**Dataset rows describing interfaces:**
================
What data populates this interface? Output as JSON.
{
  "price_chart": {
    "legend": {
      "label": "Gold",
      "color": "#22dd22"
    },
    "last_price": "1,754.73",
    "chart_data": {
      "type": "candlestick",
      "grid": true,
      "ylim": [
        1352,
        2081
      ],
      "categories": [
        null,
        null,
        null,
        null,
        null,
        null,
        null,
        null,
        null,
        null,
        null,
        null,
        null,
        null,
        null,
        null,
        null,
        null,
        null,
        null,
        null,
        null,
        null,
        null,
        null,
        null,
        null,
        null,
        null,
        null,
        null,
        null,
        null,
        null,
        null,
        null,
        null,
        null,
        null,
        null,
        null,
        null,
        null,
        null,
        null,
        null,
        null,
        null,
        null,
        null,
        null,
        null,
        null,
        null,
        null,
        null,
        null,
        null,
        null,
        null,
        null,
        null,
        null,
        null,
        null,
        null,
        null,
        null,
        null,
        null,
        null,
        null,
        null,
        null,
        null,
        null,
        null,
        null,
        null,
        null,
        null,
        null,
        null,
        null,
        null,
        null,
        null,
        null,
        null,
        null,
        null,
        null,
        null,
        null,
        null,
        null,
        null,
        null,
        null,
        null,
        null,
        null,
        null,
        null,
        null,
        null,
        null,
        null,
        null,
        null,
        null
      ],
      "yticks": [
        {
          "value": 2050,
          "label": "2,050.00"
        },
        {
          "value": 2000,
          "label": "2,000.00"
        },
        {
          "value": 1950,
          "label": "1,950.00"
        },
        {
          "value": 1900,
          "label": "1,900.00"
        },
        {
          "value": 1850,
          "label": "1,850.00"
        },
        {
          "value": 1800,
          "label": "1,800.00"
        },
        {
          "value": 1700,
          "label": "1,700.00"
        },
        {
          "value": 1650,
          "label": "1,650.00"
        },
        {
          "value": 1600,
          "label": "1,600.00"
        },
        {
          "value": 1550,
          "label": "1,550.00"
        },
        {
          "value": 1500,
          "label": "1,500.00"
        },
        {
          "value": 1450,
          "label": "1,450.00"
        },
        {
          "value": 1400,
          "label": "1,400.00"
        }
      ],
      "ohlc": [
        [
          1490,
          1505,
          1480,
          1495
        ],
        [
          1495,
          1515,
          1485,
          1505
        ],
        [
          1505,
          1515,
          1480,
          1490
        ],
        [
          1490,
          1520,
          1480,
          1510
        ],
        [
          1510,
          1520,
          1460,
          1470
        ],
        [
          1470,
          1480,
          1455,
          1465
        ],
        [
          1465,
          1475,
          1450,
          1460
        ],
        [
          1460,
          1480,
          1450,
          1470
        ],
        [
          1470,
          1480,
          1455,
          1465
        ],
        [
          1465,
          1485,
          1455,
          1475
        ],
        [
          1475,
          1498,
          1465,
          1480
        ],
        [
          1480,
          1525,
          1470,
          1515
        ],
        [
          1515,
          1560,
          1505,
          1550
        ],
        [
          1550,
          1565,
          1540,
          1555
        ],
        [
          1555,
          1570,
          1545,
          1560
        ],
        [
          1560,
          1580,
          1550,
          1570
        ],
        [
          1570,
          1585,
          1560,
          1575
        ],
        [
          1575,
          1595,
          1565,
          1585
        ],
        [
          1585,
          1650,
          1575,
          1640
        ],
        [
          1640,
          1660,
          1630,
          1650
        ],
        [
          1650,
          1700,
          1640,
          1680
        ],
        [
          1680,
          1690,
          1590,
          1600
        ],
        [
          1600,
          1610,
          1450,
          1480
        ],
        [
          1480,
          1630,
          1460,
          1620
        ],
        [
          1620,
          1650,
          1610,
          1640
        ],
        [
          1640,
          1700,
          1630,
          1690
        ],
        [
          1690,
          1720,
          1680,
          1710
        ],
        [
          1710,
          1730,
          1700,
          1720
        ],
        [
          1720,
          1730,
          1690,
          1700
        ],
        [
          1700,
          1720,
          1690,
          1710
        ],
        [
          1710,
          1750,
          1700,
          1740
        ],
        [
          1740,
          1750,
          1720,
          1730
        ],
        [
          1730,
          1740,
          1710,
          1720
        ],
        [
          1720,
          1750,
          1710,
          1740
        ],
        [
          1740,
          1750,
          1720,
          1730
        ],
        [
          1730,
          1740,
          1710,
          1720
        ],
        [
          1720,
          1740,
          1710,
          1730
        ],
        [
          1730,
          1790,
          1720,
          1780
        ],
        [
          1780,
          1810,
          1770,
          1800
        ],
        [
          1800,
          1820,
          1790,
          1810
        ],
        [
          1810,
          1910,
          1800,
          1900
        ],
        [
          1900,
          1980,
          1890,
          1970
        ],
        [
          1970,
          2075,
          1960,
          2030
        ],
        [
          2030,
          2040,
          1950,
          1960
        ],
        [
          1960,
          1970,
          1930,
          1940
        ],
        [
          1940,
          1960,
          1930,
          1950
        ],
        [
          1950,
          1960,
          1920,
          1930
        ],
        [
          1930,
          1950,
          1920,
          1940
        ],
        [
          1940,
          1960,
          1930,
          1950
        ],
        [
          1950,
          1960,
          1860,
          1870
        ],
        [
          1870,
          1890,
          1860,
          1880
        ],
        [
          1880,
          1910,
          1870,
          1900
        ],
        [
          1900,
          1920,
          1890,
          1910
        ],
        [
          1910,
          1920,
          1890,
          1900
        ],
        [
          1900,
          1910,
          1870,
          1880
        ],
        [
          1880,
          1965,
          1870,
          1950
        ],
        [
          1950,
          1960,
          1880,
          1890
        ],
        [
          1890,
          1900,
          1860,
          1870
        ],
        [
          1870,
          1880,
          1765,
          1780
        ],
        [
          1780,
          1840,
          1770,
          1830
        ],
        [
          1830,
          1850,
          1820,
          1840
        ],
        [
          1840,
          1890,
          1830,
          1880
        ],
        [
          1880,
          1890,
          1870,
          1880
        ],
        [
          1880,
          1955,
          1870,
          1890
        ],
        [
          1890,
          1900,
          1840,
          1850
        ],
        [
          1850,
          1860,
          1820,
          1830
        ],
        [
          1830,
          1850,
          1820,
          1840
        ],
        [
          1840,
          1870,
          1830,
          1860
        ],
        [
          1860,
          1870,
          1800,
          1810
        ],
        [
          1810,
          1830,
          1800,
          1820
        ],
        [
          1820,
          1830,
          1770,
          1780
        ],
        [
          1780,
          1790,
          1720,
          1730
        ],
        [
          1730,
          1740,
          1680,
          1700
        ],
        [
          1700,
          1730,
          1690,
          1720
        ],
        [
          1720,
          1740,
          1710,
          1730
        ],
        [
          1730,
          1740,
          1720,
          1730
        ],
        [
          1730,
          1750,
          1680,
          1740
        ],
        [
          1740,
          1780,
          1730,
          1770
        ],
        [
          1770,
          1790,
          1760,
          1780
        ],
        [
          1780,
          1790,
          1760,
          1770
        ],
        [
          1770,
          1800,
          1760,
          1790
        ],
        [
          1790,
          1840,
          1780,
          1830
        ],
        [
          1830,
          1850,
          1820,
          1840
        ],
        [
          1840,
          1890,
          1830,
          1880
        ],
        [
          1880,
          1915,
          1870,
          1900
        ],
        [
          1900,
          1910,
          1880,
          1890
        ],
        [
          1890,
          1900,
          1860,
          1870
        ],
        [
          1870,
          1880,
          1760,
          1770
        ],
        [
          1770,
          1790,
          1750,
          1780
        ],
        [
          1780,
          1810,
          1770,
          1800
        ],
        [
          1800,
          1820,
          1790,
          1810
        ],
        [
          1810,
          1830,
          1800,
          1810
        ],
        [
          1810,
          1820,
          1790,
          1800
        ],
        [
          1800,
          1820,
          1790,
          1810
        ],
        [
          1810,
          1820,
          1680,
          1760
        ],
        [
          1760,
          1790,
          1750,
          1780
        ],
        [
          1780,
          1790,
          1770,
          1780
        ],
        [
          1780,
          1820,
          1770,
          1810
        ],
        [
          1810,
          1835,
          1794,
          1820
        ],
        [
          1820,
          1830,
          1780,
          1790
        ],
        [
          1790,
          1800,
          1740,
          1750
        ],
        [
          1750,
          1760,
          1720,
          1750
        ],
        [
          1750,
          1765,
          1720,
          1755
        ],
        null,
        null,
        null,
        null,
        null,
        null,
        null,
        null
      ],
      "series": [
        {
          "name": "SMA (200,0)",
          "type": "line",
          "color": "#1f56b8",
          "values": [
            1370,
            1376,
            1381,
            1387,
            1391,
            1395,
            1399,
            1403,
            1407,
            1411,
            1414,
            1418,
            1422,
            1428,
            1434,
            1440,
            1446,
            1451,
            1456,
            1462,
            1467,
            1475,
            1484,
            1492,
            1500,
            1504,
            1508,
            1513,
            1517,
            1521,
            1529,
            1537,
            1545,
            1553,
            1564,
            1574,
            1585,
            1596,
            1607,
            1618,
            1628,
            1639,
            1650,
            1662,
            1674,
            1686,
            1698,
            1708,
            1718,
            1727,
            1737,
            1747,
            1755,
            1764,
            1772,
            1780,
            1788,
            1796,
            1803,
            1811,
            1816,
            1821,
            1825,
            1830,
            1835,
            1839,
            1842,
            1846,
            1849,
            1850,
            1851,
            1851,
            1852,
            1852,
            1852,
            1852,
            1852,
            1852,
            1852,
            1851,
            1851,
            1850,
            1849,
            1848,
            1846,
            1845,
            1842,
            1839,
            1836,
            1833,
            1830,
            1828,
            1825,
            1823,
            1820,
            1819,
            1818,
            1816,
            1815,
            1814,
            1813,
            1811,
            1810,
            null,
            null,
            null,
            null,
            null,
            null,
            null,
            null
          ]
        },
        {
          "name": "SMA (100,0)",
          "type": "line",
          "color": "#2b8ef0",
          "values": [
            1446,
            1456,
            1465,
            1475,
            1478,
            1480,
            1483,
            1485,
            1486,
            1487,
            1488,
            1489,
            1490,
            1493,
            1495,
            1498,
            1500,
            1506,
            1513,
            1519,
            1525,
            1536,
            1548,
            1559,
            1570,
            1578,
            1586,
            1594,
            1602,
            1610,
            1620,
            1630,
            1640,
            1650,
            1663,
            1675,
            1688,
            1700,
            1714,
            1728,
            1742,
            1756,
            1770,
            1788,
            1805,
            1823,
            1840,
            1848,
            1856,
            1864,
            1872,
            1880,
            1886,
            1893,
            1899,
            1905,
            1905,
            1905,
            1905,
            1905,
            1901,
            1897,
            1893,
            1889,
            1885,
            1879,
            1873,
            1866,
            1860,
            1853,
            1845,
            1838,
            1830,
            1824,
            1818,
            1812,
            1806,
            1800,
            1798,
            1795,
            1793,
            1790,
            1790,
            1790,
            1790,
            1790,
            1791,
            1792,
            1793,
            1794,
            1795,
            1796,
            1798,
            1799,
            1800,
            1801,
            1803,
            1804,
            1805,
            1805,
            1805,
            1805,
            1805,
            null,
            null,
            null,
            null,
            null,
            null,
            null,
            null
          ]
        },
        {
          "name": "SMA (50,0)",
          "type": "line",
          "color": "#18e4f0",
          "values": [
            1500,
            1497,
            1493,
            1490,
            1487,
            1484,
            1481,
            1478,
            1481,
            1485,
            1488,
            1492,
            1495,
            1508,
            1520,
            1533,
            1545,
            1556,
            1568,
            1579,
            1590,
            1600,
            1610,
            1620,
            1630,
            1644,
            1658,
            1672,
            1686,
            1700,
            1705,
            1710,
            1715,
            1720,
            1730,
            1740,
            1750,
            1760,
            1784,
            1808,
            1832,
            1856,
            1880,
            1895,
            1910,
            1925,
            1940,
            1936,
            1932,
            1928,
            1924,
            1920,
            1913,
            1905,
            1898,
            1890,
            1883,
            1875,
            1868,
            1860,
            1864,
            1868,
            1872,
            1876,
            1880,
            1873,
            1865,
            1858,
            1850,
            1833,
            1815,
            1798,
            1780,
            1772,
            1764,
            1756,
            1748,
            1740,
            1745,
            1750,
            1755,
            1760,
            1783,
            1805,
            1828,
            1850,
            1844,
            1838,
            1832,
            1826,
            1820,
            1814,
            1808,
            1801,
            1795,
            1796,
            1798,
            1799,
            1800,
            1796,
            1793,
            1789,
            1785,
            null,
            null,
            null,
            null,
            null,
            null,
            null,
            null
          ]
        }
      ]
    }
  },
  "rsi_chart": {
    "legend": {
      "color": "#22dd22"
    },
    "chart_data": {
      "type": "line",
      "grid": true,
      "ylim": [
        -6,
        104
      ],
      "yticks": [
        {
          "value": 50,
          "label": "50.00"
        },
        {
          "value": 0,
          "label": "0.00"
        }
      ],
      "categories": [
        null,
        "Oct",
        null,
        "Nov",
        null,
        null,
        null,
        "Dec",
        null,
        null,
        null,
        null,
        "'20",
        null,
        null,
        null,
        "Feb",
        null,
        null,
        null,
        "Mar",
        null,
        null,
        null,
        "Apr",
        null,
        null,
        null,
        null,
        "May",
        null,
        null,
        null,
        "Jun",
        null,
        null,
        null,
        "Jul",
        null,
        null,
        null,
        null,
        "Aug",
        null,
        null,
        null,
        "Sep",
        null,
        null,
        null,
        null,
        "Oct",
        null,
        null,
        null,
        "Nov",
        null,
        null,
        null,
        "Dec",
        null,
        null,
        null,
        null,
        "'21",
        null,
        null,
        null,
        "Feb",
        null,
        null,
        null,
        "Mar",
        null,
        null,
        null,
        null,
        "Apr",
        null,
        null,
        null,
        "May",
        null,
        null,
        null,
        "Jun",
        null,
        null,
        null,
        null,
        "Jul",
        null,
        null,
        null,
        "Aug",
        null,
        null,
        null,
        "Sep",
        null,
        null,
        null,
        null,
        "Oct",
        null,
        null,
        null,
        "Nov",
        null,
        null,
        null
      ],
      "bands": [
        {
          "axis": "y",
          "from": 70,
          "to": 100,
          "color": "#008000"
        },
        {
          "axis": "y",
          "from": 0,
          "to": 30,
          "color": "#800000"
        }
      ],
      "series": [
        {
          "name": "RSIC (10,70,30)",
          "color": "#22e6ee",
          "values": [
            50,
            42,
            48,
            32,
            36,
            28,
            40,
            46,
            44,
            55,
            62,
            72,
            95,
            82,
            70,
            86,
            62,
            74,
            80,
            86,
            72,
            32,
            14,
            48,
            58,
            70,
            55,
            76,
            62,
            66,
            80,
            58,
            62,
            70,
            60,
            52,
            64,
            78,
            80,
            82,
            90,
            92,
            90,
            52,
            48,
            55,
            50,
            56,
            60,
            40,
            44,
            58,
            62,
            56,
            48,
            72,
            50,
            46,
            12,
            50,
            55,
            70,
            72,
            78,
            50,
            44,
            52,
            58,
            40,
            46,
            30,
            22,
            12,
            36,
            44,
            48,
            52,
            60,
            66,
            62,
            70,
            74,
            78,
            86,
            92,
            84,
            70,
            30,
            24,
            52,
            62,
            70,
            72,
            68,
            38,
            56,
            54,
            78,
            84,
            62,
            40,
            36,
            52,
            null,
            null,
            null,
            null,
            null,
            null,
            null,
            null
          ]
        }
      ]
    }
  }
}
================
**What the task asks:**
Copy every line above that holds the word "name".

**Output of the exercise:**
          "name": "SMA (200,0)",
          "name": "SMA (100,0)",
          "name": "SMA (50,0)",
          "name": "RSIC (10,70,30)",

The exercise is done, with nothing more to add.